The Schiller Institute website has launched a new page intended to generate a scientific discussion on the fraud of the “climate science” now being used to justify the global drive toward a fascist Great Reset. The page includes presentations, articles and a discussion space for truthful scientific discourse.

Check out the new page and share it with others…

A Celebration: Robert Burns – Friend of Freedom

Robert Burns – Friend of Freedom
Join us for a birthday celebration.
Sunday, January 24th, 6:00 pm EST

As the story goes, in 1793, at a private dinner in England, when the host proposed the health of William Pitt [first prime minister of Great Britain], the poet said, sharply, “Let us drink the health of a greater and better man – George Washington.” As the Schiller Institute Chorus takes its name from the Poet of Freedom, Friedrich Schiller, let us celebrate another friend of the human freedom, Robert Burns, born on January 25, 1759. 

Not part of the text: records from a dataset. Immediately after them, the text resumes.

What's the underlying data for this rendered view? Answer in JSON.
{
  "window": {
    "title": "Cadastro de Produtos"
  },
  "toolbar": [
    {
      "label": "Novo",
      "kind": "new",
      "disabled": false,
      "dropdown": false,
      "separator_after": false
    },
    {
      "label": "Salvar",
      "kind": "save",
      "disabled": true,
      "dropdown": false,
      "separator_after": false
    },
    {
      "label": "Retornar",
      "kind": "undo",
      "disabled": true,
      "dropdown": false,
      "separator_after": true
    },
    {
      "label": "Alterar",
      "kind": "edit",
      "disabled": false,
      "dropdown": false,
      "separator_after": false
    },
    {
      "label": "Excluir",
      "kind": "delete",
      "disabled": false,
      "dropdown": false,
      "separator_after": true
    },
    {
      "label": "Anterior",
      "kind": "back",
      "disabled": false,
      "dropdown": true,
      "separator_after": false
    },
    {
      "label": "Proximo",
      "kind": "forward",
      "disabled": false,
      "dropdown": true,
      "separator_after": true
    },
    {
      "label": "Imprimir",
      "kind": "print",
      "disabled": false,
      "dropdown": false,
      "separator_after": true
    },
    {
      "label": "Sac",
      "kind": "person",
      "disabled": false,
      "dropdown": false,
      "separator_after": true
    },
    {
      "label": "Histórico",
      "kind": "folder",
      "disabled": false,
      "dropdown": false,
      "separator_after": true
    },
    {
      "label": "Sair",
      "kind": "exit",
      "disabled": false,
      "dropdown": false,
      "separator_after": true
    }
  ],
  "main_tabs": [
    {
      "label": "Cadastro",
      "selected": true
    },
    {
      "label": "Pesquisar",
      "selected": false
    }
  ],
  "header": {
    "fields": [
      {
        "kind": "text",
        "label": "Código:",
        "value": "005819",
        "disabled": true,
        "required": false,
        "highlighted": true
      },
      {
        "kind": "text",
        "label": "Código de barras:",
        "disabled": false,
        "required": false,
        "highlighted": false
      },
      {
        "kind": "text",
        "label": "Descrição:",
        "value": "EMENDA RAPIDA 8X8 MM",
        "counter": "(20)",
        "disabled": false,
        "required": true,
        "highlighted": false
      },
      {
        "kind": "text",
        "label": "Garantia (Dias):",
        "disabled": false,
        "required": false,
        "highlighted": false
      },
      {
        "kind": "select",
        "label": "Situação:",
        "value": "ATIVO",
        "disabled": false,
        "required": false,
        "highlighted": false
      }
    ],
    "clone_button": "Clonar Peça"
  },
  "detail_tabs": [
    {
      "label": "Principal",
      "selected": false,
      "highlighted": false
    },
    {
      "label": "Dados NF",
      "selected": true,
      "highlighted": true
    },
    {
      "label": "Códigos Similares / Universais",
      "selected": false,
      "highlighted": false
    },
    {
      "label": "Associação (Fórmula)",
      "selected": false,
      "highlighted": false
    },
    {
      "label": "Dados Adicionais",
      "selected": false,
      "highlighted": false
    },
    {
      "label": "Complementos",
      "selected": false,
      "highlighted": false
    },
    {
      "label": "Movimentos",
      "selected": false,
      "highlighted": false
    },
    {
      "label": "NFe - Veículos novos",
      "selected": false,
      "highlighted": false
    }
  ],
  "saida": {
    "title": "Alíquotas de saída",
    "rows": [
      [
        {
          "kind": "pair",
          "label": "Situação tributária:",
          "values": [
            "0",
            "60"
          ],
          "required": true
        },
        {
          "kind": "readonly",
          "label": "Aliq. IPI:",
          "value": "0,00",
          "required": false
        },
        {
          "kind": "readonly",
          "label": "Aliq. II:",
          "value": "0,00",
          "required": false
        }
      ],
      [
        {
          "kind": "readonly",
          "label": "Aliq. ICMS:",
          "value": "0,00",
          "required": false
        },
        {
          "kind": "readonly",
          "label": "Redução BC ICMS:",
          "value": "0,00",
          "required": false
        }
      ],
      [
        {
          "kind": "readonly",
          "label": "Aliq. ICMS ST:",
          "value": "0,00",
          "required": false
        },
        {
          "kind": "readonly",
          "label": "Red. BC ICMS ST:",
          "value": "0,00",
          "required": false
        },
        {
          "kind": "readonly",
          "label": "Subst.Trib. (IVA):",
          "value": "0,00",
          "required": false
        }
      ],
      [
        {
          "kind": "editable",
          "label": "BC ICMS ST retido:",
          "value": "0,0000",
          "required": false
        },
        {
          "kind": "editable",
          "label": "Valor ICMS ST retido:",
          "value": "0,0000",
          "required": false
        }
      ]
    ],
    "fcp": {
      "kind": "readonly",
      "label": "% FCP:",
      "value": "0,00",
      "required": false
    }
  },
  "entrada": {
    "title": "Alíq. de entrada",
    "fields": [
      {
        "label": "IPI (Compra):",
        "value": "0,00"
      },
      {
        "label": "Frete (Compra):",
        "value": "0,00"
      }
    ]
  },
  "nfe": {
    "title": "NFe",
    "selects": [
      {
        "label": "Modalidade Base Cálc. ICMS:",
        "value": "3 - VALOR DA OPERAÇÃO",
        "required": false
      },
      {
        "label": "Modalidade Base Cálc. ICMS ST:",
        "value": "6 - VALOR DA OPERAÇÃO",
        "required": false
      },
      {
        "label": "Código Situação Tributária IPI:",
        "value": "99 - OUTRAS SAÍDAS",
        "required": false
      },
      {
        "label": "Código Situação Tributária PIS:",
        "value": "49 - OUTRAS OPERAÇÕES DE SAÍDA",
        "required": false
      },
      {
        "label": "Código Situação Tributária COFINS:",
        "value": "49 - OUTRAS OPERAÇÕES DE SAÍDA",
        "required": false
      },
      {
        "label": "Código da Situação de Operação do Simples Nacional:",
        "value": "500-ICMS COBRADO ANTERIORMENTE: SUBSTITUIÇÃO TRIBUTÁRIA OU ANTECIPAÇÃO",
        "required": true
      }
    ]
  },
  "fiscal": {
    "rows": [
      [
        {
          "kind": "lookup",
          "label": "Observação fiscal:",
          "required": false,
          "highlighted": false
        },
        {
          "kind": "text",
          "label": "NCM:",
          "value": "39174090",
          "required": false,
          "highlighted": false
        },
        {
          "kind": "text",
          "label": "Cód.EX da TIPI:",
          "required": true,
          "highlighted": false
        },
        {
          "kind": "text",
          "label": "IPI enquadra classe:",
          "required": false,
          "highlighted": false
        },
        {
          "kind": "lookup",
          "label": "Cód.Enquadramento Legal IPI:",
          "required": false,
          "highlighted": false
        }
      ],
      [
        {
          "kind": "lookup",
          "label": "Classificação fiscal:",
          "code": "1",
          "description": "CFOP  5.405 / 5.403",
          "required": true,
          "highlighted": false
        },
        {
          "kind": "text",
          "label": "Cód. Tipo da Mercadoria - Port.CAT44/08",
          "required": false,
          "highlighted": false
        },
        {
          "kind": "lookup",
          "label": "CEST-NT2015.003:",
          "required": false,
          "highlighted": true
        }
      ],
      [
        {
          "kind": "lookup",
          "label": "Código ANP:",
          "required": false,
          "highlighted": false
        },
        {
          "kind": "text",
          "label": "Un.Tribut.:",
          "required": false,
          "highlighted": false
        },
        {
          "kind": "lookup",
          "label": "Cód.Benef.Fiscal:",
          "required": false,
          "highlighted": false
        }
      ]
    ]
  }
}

English poet Percy Bysshe Shelley, in his essay, “A Defense of Poetry,” established  that, in fact, it is the poets, who are the unacknowledged legislators of the world. In a moment as tumultuous as our present time, it is ever more important that we understand and develop in ourselves that poetic power capable of changing the course of human history for the better. 

Join us in a celebration of the immortal life of Robert Burns through his own works and those of others; to help demonstrate that power of poetry and culture in strengthening the human spirit, to not only face adversity, but to overcome it with a greater good.

We plan to demonstrate how Burns fulfilled the great German poet, Friedrich Schiller’s demand, that a poet be both a patriot of his nation and citizen of the world.  Please join us for an evening of song, poetry, and history, to advance the cause and the joy of true human freedom.

“A great poet is the most precious jewel of a nation.
Ludwig van Beethoven

Beethoven: Sparks of Joy — Piano Sonata No. 12

Notes by Margaret Scialdone

In a radical departure from the sonata form, Beethoven opens his Opus 26 piano sonata with a theme and variations followed by a scherzo, and then the famous “Funeral March on the Death of a Hero” (an orchestral arrangement of which was played at Beethoven’s funeral). After his death, this became one of the most popular of Beethoven’s sonatas. Liszt played it at most of his recitals, and Chopin loved this sonata and likely used it as a model for his own Funeral March.

Here is an exquisite performance by Daniel Barenboim.

Page 54 of 54First...525354